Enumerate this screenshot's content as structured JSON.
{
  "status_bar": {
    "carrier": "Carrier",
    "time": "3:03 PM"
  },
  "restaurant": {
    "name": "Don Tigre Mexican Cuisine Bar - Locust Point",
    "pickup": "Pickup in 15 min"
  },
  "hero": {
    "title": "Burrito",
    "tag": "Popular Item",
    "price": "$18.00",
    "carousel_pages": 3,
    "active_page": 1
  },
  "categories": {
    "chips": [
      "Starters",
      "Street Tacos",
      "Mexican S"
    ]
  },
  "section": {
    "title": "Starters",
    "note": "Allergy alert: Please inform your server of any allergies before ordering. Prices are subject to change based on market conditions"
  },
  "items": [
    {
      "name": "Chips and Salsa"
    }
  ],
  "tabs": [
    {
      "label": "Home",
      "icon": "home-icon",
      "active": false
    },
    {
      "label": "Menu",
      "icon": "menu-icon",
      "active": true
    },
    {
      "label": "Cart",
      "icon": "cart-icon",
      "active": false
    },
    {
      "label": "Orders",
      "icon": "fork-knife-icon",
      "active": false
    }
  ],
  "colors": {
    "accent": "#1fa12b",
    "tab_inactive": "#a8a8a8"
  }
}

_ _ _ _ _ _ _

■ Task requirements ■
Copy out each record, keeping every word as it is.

■ Output of the task ■
Enumerate this screenshot's content as structured JSON.
{
  "status_bar": {
    "carrier": "Carrier",
    "time": "3:03 PM"
  },
  "restaurant": {
    "name": "Don Tigre Mexican Cuisine Bar - Locust Point",
    "pickup": "Pickup in 15 min"
  },
  "hero": {
    "title": "Burrito",
    "tag": "Popular Item",
    "price": "$18.00",
    "carousel_pages": 3,
    "active_page": 1
  },
  "categories": {
    "chips": [
      "Starters",
      "Street Tacos",
      "Mexican S"
    ]
  },
  "section": {
    "title": "Starters",
    "note": "Allergy alert: Please inform your server of any allergies before ordering. Prices are subject to change based on market conditions"
  },
  "items": [
    {
      "name": "Chips and Salsa"
    }
  ],
  "tabs": [
    {
      "label": "Home",
      "icon": "home-icon",
      "active": false
    },
    {
      "label": "Menu",
      "icon": "menu-icon",
      "active": true
    },
    {
      "label": "Cart",
      "icon": "cart-icon",
      "active": false
    },
    {
      "label": "Orders",
      "icon": "fork-knife-icon",
      "active": false
    }
  ],
  "colors": {
    "accent": "#1fa12b",
    "tab_inactive": "#a8a8a8"
  }
}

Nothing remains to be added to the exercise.